agile42 eLearning Course
This course is designed to help you make the most of Scrum. It includes facilitation guidelines for the Scrum Events and Product Backlog refinement as well as tips for creating a Definition of Done and a Working Agreement.
Upon completing this course, you will be able to:
- Describe the purpose, participants and structure of each Scrum event
- Define how to create and maintain a Definition of Done
- Explain the purpose of a Working Agreement and express agreement items effectively
- Recognize the purpose of Product Backlog Refinement and record at least two ways of performing it
- Explain when a Product Backlog Item is ready to be pulled into a Sprint
Scrum is simple, but not easy. It is a very lightweight framework everyone can understand. However, Scrum is purposefully incomplete and therefore it is hard to master. You need to know so many things outside Scrum to make it work successfully.
By completing this course, you will get a comprehensive introduction to the most important elements to become proficient in practicing or facilitating the Scrum framework effectively.
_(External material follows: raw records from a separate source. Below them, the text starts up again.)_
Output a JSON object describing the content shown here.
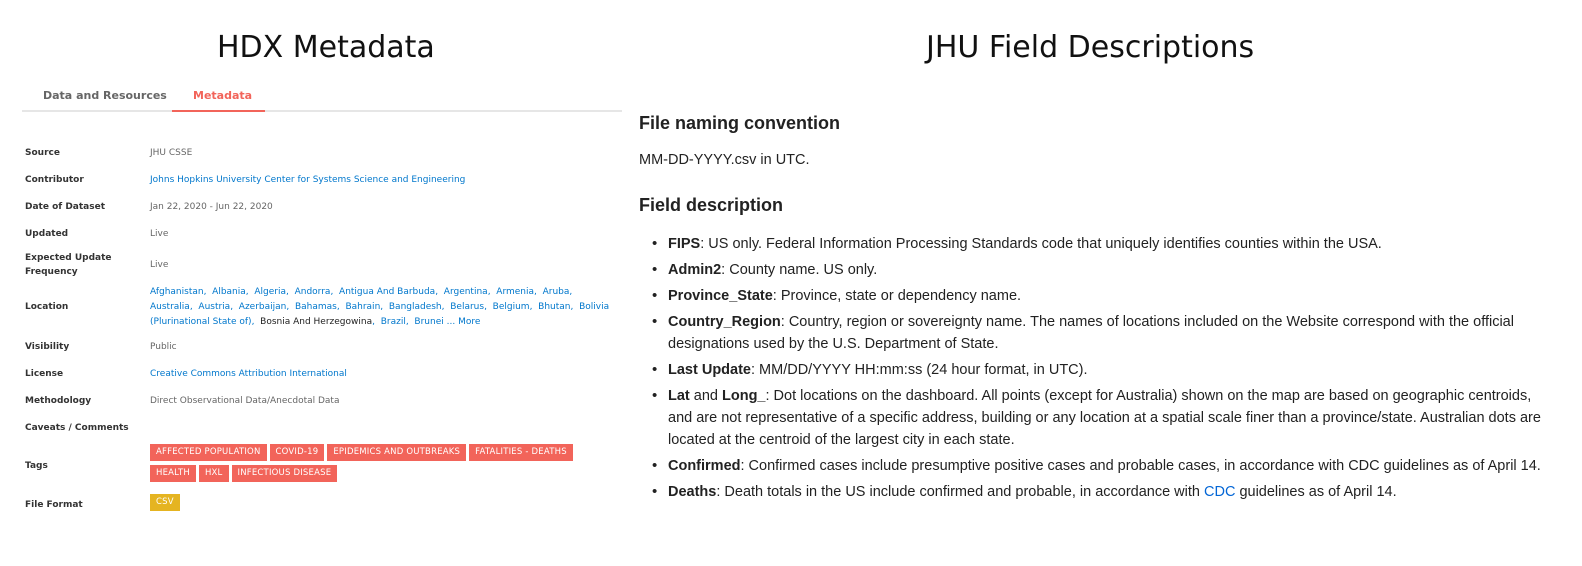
{
  "left_panel": {
    "title": "HDX Metadata",
    "tabs": [
      "Data and Resources",
      "Metadata"
    ],
    "rows": {
      "source": {
        "label": "Source",
        "value": "JHU CSSE"
      },
      "contributor": {
        "label": "Contributor",
        "value": "Johns Hopkins University Center for Systems Science and Engineering"
      },
      "date": {
        "label": "Date of Dataset",
        "value": "Jan 22, 2020 - Jun 22, 2020"
      },
      "updated": {
        "label": "Updated",
        "value": "Live"
      },
      "frequency": {
        "label": "Expected Update Frequency",
        "value": "Live"
      },
      "location": {
        "label": "Location",
        "values": [
          "Afghanistan",
          "Albania",
          "Algeria",
          "Andorra",
          "Antigua And Barbuda",
          "Argentina",
          "Armenia",
          "Aruba",
          "Australia",
          "Austria",
          "Azerbaijan",
          "Bahamas",
          "Bahrain",
          "Bangladesh",
          "Belarus",
          "Belgium",
          "Bhutan",
          "Bolivia (Plurinational State of)",
          "Bosnia And Herzegowina",
          "Brazil",
          "Brunei"
        ],
        "more": "... More"
      },
      "visibility": {
        "label": "Visibility",
        "value": "Public"
      },
      "license": {
        "label": "License",
        "value": "Creative Commons Attribution International"
      },
      "methodology": {
        "label": "Methodology",
        "value": "Direct Observational Data/Anecdotal Data"
      },
      "caveats": {
        "label": "Caveats / Comments",
        "value": ""
      },
      "tags": {
        "label": "Tags",
        "values": [
          "AFFECTED POPULATION",
          "COVID-19",
          "EPIDEMICS AND OUTBREAKS",
          "FATALITIES - DEATHS",
          "HEALTH",
          "HXL",
          "INFECTIOUS DISEASE"
        ]
      },
      "file_format": {
        "label": "File Format",
        "value": "CSV"
      }
    },
    "colors": {
      "accent": "#f2645a",
      "link": "#0077cc",
      "csv_badge": "#e5b421"
    }
  },
  "right_panel": {
    "title": "JHU Field Descriptions",
    "naming_heading": "File naming convention",
    "naming_text": "MM-DD-YYYY.csv in UTC.",
    "field_heading": "Field description",
    "fields": [
      {
        "name": "FIPS",
        "desc": ": US only. Federal Information Processing Standards code that uniquely identifies counties within the USA."
      },
      {
        "name": "Admin2",
        "desc": ": County name. US only."
      },
      {
        "name": "Province_State",
        "desc": ": Province, state or dependency name."
      },
      {
        "name": "Country_Region",
        "desc": ": Country, region or sovereignty name. The names of locations included on the Website correspond with the official designations used by the U.S. Department of State."
      },
      {
        "name": "Last Update",
        "desc": ": MM/DD/YYYY HH:mm:ss (24 hour format, in UTC)."
      },
      {
        "name": "Lat",
        "connector": " and ",
        "name2": "Long_",
        "desc": ": Dot locations on the dashboard. All points (except for Australia) shown on the map are based on geographic centroids, and are not representative of a specific address, building or any location at a spatial scale finer than a province/state. Australian dots are located at the centroid of the largest city in each state."
      },
      {
        "name": "Confirmed",
        "desc": ": Confirmed cases include presumptive positive cases and probable cases, in accordance with CDC guidelines as of April 14."
      },
      {
        "name": "Deaths",
        "desc": ": Death totals in the US include confirmed and probable, in accordance with ",
        "link": "CDC",
        "desc_after": " guidelines as of April 14."
      }
    ]
  }
}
The course is composed of a mix of instructional reading texts, resources, practice recommendations and interactive quizzes, which aim at stimulating different parts of our brain and thus help learn more and retain the learning longer.
The course represents a solid foundational milestone in the journey towards a deeper understanding and practical application of Scrum and will prepare you in taking the next steps, for instance a Certified ScrumMaster® certification.
The course is designed for anyone new to Agile and Scrum: engineers, business analysts, project managers, leaders or anyone else who is intrigued to know more about the Scrum framework and do it in their own time and at their own pace.
The course is also designed for Scrum Masters and team coaches who are not new to Agile and Scrum, but want to become more effective in supporting their teams and organization by adopting Scrum.
Scrum is applicable across industries and potentially cross-functional teams - so even marketing specialists, data scientists, HR representatives, and other professionals looking for a better way to solve complex problems are encouraged to take the course.
- Sprint Planning
- Daily Scrum
- Sprint Review
- Sprint Retrospective
- Definition of Done (DoD)
- Creating a DoD
- Working Agreement
- Creating a Working Agreement
- Product Backlog and Refinement
- User Stories
- Definition of Ready
- Planning Poker
- User Story Splitting
- Sketch Your Solution
Background on Facilitating Scrum
Scrum is by far the most widely used and popular agile framework.
The term Scrum comes from a 1986 Harvard Business Review article in which the authors, two Japanese engineers Takeuchi and Nonaka, made an analogy comparing high-performing, cross-functional teams to the scrum formation used by rugby teams.
Although Scrum has its roots in software development, today it is a lightweight framework that is used in every industry to deliver complex, innovative products and services, from startups to big corporations. So anybody who is involved in a complex project can benefit from using Scrum.
Scrum has been used since the early 1990s: it’s a solid and successful framework that’s been applied to a variety of projects and teams and will most probably be able to help you, your team and your company achieve your business goals as well.
This course will help you demonstrate proficient comprehension of Scrum and practice the framework effectively.